» Problem details: Every line containing the string "Jardineiro" is to be copied from the records.

» Data:
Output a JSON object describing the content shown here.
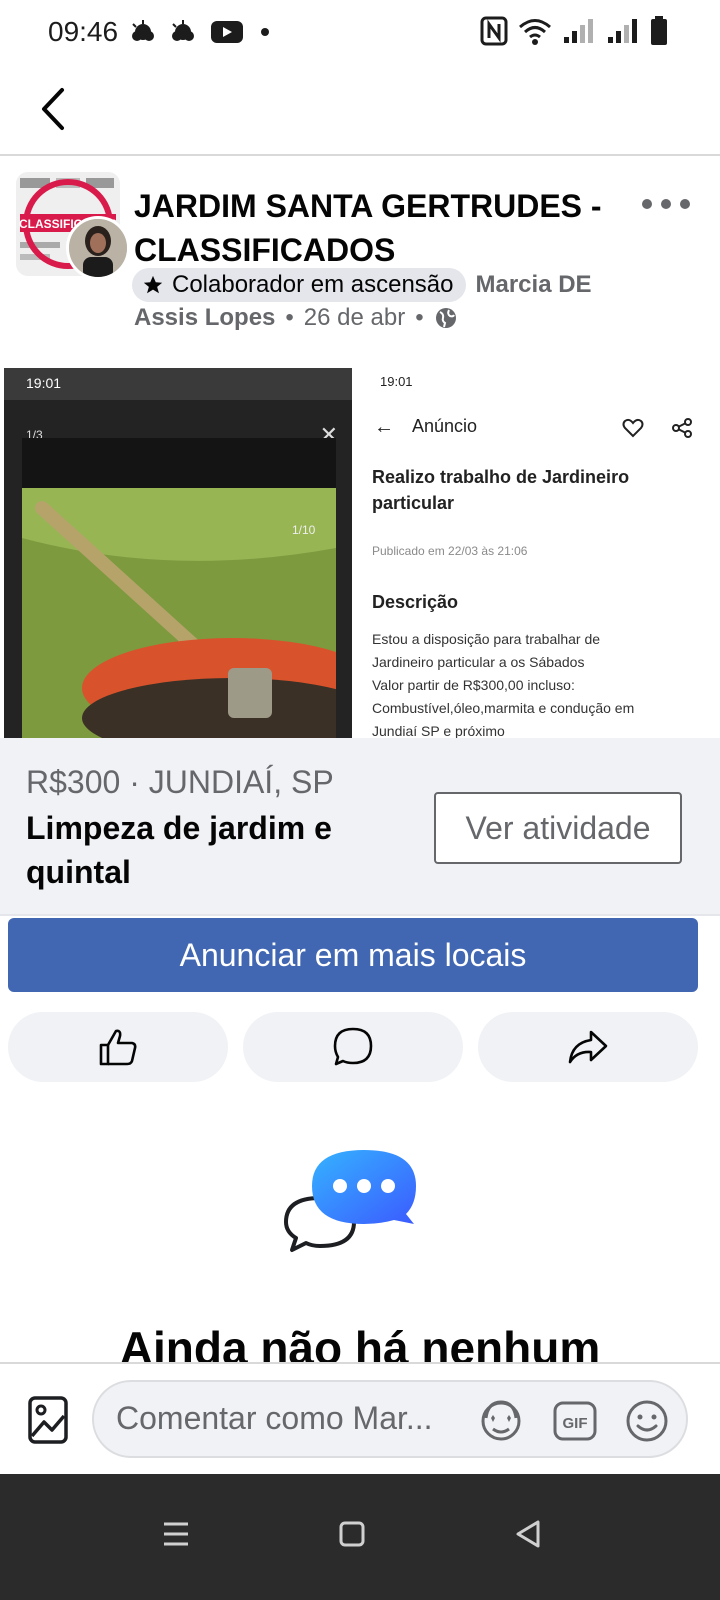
{
  "status_bar": {
    "time": "09:46",
    "icons": [
      "weather-cloud-icon",
      "weather-cloud-icon",
      "youtube-icon",
      "dot-icon",
      "nfc-icon",
      "wifi-icon",
      "signal-icon",
      "signal-icon",
      "battery-icon"
    ]
  },
  "post": {
    "group_name": "JARDIM SANTA GERTRUDES - CLASSIFICADOS",
    "badge_label": "Colaborador em ascensão",
    "author_name_part1": "Marcia DE",
    "author_name_part2": "Assis Lopes",
    "date": "26 de abr",
    "separator": "•",
    "group_avatar_text": "CLASSIFICADOS"
  },
  "embedded_screenshot": {
    "left": {
      "time": "19:01",
      "counter": "1/3",
      "photo_counter": "1/10",
      "close": "✕"
    },
    "right": {
      "time": "19:01",
      "header_title": "Anúncio",
      "ad_title": "Realizo trabalho de Jardineiro particular",
      "published": "Publicado em 22/03 às 21:06",
      "description_heading": "Descrição",
      "description_lines": [
        "Estou a disposição para trabalhar de",
        "Jardineiro particular a os Sábados",
        "Valor partir de R$300,00 incluso:",
        "Combustível,óleo,marmita e condução em",
        "Jundiaí SP e próximo"
      ]
    }
  },
  "listing": {
    "price_location": "R$300 · JUNDIAÍ, SP",
    "title": "Limpeza de jardim e quintal",
    "activity_button": "Ver atividade"
  },
  "promote_button": "Anunciar em mais locais",
  "actions": {
    "like": "like-icon",
    "comment": "comment-icon",
    "share": "share-icon"
  },
  "empty_state": {
    "text": "Ainda não há nenhum"
  },
  "comment_bar": {
    "placeholder": "Comentar como Mar...",
    "gif_label": "GIF"
  },
  "colors": {
    "primary_blue": "#4267b2",
    "secondary_text": "#65676b",
    "surface": "#f0f2f5",
    "messenger_blue": "#1877f2"
  }
}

» Response to the task:
      "ad_title": "Realizo trabalho de Jardineiro particular",
        "Jardineiro particular a os Sábados",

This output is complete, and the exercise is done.